You can’t spend Christmas in the Czech Republic without traditional carp, Pelíšky (Cosy Dens), shoe throwing, and golden pig. Discover the weirdest and most random traditions followed by every Czech in our article!   Carp and the potato salad Carp has been the main character of the Czech Christmas dinner table for hundreds of years, followed by generations. The carp sales started this week, and you can buy fish everywhere in Prague in large tanks full of fresh water. For instance, in Prague 7, the price for carp was 129Kč/kilogram.  The carp first appeared on the Christmas table in the 19th century near the fish farm city of Třeboň, and since then, it has become a beloved dish among the Czechs. Usually,Read more.

Spending your Christmas in the Czech Republic? Would you like to eat typical Czech Christmas dish as well? Today, we are going to learn how to make a typical Czech Christmas dinner. Some Czechs don’t like carp so they would prefer to make a fried schnitzel instead, either chicken or pork. So lets go make your own Czech Christmas dinner! What do you need? – Carp fillets (chicken or pork steak) – Flour (use the one that is called Hladká mouka) – Eggs (raw for the schnitzel and 1 boiled egg for the salad) – Breadcrumbs – Pickles – Onion (lightly boiled or steamed) – Potatoes (whole boiled and peeled potatoes) – Carrots – Peas, corn (not necessary) – MayoRead more.

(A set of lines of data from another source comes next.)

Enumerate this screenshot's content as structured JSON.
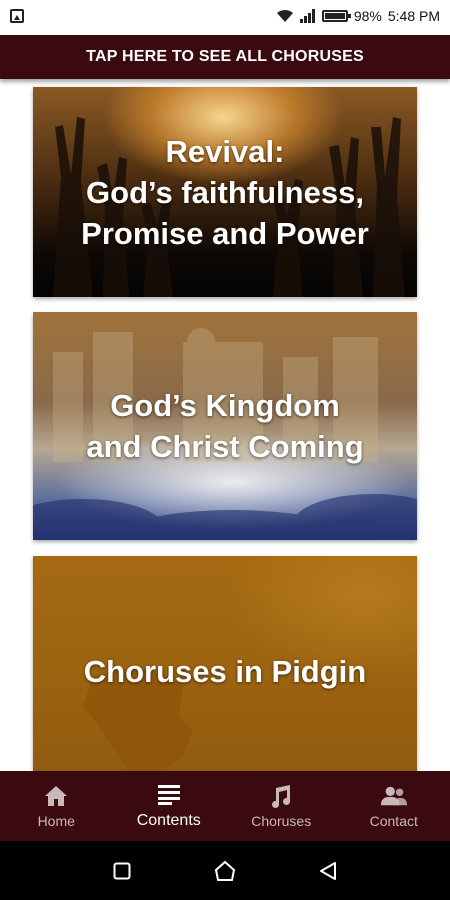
{
  "status_bar": {
    "battery_text": "98%",
    "time": "5:48 PM",
    "icons": [
      "image-icon",
      "wifi-icon",
      "signal-icon",
      "battery-icon"
    ]
  },
  "top_banner": {
    "label": "TAP HERE TO SEE ALL CHORUSES"
  },
  "cards": [
    {
      "title": "Revival:\nGod’s faithfulness,\nPromise and Power"
    },
    {
      "title": "God’s Kingdom\nand Christ Coming"
    },
    {
      "title": "Choruses in Pidgin"
    }
  ],
  "bottom_nav": {
    "items": [
      {
        "label": "Home",
        "icon": "home-icon",
        "active": false
      },
      {
        "label": "Contents",
        "icon": "list-icon",
        "active": true
      },
      {
        "label": "Choruses",
        "icon": "music-note-icon",
        "active": false
      },
      {
        "label": "Contact",
        "icon": "people-icon",
        "active": false
      }
    ]
  },
  "system_nav": {
    "icons": [
      "recents-icon",
      "home-circle-icon",
      "back-icon"
    ]
  },
  "colors": {
    "banner_bg": "#3a0a10",
    "nav_bg": "#3a0a10",
    "nav_active": "#ffffff",
    "nav_inactive": "#c9b9bb"
  }
}
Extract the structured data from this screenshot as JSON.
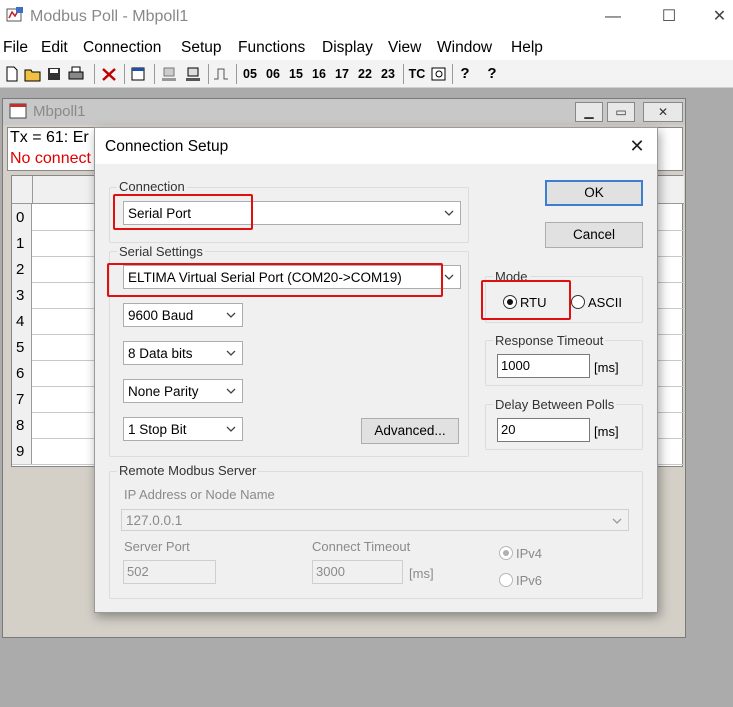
{
  "app": {
    "title": "Modbus Poll - Mbpoll1",
    "caption_min": "—",
    "caption_max": "☐",
    "caption_close": "✕"
  },
  "menu": [
    "File",
    "Edit",
    "Connection",
    "Setup",
    "Functions",
    "Display",
    "View",
    "Window",
    "Help"
  ],
  "toolbar": {
    "func_codes": [
      "05",
      "06",
      "15",
      "16",
      "17",
      "22",
      "23"
    ],
    "tc": "TC",
    "help": "?",
    "context_help": "?"
  },
  "child": {
    "title": "Mbpoll1",
    "tx_line": "Tx = 61: Er",
    "no_connection": "No connect",
    "rows": [
      "0",
      "1",
      "2",
      "3",
      "4",
      "5",
      "6",
      "7",
      "8",
      "9"
    ]
  },
  "dialog": {
    "title": "Connection Setup",
    "close": "✕",
    "connection": {
      "label": "Connection",
      "value": "Serial Port"
    },
    "serial": {
      "label": "Serial Settings",
      "port": "ELTIMA Virtual Serial Port (COM20->COM19)",
      "baud": "9600 Baud",
      "data_bits": "8 Data bits",
      "parity": "None Parity",
      "stop_bit": "1 Stop Bit",
      "advanced": "Advanced..."
    },
    "ok": "OK",
    "cancel": "Cancel",
    "mode": {
      "label": "Mode",
      "rtu": "RTU",
      "ascii": "ASCII",
      "selected": "RTU"
    },
    "response_timeout": {
      "label": "Response Timeout",
      "value": "1000",
      "unit": "[ms]"
    },
    "delay_polls": {
      "label": "Delay Between Polls",
      "value": "20",
      "unit": "[ms]"
    },
    "remote": {
      "label": "Remote Modbus Server",
      "ip_label": "IP Address or Node Name",
      "ip_value": "127.0.0.1",
      "port_label": "Server Port",
      "port_value": "502",
      "timeout_label": "Connect Timeout",
      "timeout_value": "3000",
      "timeout_unit": "[ms]",
      "ipv4": "IPv4",
      "ipv6": "IPv6"
    }
  },
  "colors": {
    "highlight_box": "#e01010",
    "error_text": "#e00000",
    "default_button_border": "#3c7fd1"
  }
}
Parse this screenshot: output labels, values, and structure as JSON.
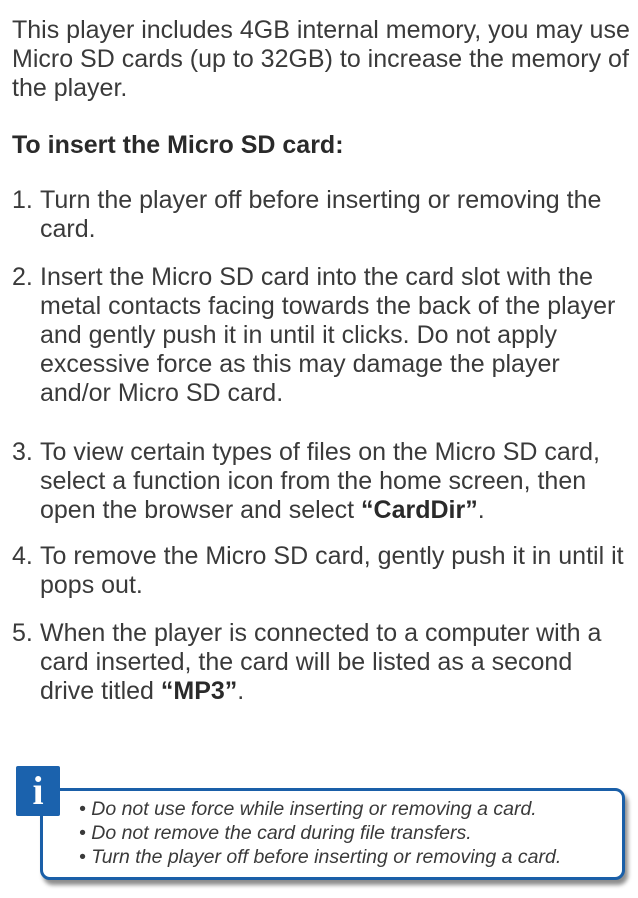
{
  "intro": "This player includes 4GB internal memory, you may use Micro SD cards (up to 32GB) to increase the memory of the player.",
  "heading": "To insert the Micro SD card:",
  "steps": [
    {
      "num": "1.",
      "text": "Turn the player off before inserting or removing the card."
    },
    {
      "num": "2.",
      "text": "Insert the Micro SD card into the card slot with the metal contacts facing towards the back of the player and gently push it in until it clicks.  Do not apply excessive force as this may damage the player and/or Micro SD card."
    },
    {
      "num": "3.",
      "text": "To view certain types of files on the Micro SD card, select a function icon from the home screen, then open the browser and select ",
      "bold": "“CardDir”",
      "after": "."
    },
    {
      "num": "4.",
      "text": "To remove the Micro SD card, gently push it in until it pops out."
    },
    {
      "num": "5.",
      "text": "When the player is connected to a computer with a card inserted, the card will be listed as a second drive titled ",
      "bold": "“MP3”",
      "after": "."
    }
  ],
  "note": {
    "icon": "i",
    "icon_name": "info-icon",
    "accent_color": "#1b62ad",
    "items": [
      "• Do not use force while inserting or removing a card.",
      "• Do not remove the card during file transfers.",
      "• Turn the player off before inserting or removing a card."
    ]
  }
}
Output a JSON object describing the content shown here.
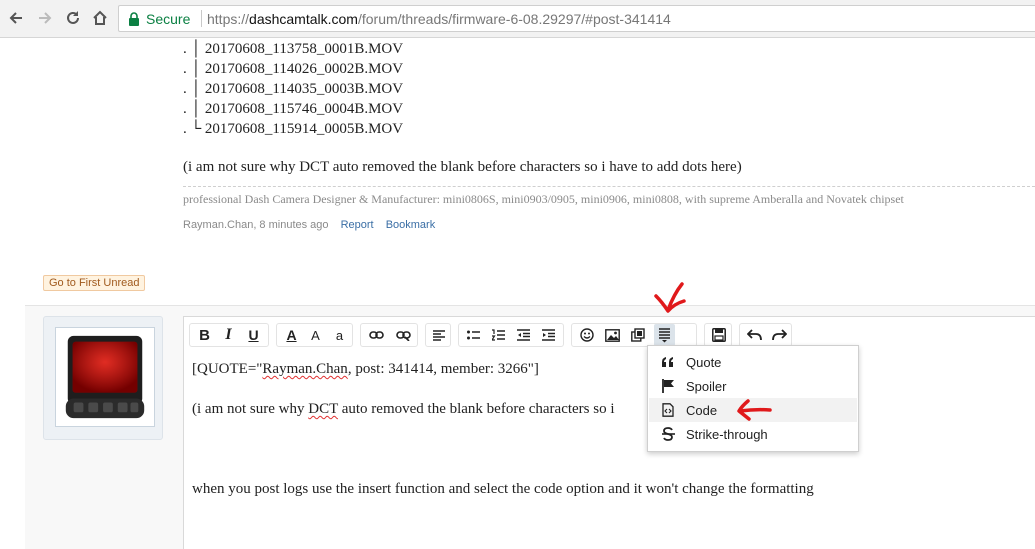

Every country carries out their own set of traditions and customs each year during the holidays. When moving to the Czech Republic, it’s good to be aware of some customs that may be different from your own. For example, in the Czech Republic, it’s common for households to hold off on getting a Christmas tree until December 23rd or just a few days before. Why? Answers vary, but a few have told me it’s to make sure that the tree is still alive and fresh at home on Christmas Day. Families will usually decorate the tree together on the 23rd and so it will be ready on the 24th — Christmas Day. Yes, even Christmas Day is different in CzechRead more.